When we come to designing our post.html file, we can then use liquid tags to pull in our blog post content.

<article>
  <header>
    <h2 class="title">{{ page.title }}</h2>
    <p class="post-meta">{{ page.date }}</p>

  </header>
  <section class="content">
    {{ content }}
  </section>
</article>

The page.title and page.date will refer to the parameters you specified at the top of your sample-post.md file an the content will refer to the remaining content in that file! In fact, you can define any parameter in that section and use it in your layouts, whether it’s tags, categories or featured image urls. Clever stuff!

images, css, js

How you structure your assets is not as important. You could tidy your project up further with an /assets directory which contains all of your images, css and js. You can pull in your css and js files in your _includes/head.html file like so:

<script src="{{ site.url }}/js/your-javascript-file.js"></script>
<noscript>
  <link rel="stylesheet" href="{{ site.url }}/css/your-css-file.css" />
</noscript>

It’s important to prefix your references with {{ site.url }} as otherwise they won’t load properly when you deploy your site to production.

Time to Deploy!

I would recommend deploying early, even if you’re not entirely happy with the design of your site. It doesn’t matter if it’s a work in progress and it doesn’t have to be perfect. Once you’ve set it up with your git workflow, you can make iterative changes whenever you like!

I like GitHub pages for hosting. It’s the recommended one for Jekyll sites and it’s fantastic. It’s free and if you follow the instructions, getting your site live is a breeze.

If you haven’t already, create a new repository on your GitHub account in the format your-github-username.github.io. It doesn’t matter if you will be using a custom domain name as you can always redirect here, but to the repository name is non-negotiable.
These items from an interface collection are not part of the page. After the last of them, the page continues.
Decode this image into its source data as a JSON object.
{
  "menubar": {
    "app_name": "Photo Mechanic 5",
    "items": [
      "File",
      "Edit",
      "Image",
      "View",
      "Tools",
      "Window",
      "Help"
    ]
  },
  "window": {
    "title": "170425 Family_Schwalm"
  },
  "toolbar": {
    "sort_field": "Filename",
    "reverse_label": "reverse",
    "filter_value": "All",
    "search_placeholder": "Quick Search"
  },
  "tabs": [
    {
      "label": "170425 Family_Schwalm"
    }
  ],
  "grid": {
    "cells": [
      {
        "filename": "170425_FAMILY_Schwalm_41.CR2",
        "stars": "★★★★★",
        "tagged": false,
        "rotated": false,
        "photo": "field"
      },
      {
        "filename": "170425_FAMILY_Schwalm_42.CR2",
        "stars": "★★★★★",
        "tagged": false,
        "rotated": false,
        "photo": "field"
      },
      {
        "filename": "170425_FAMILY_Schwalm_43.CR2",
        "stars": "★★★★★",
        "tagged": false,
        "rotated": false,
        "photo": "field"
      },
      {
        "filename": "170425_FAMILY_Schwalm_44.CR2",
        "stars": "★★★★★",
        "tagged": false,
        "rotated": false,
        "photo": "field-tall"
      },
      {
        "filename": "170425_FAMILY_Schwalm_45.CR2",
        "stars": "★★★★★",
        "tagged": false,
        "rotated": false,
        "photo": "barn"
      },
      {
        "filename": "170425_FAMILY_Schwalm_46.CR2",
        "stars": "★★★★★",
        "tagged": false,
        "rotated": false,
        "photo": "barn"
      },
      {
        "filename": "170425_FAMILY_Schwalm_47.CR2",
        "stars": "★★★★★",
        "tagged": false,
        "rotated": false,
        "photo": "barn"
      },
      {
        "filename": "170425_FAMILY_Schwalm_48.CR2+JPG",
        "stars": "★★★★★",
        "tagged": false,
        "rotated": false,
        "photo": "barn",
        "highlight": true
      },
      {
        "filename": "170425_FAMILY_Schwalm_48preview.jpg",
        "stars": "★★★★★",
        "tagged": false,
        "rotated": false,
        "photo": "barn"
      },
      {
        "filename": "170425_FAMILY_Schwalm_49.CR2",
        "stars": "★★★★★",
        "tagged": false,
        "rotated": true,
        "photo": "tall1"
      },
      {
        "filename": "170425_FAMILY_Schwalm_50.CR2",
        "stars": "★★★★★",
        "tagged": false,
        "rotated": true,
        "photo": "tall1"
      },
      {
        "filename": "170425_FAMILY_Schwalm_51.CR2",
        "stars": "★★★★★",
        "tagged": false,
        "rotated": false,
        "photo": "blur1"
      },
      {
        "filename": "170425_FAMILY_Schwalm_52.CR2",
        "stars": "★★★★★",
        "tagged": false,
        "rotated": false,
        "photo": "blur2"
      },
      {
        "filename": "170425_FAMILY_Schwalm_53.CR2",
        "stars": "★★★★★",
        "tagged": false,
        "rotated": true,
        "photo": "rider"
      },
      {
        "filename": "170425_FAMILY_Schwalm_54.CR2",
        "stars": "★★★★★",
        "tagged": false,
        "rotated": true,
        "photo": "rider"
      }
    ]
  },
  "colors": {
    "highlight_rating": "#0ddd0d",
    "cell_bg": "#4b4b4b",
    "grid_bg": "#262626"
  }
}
Ensure your project is initialised with git and then set the origin as your GitHub repository.

$ cd your-project-folder
$ git init . 
$ git remote add origin https://github.com/your-github-username/your-github-username.github.io.git
$ git add . 
$ git commit -m 'deploying website!'
$ git push origin master

Boom! Go to https://your-github-username,github.io to check that your website is up and running!

Anyway, that’s a very basic introduction to getting started with Jekyll. I’ll be revisiting this topic with guides on migrating your Wordpress content, paginating your blog posts, and using sass instead of css in your website!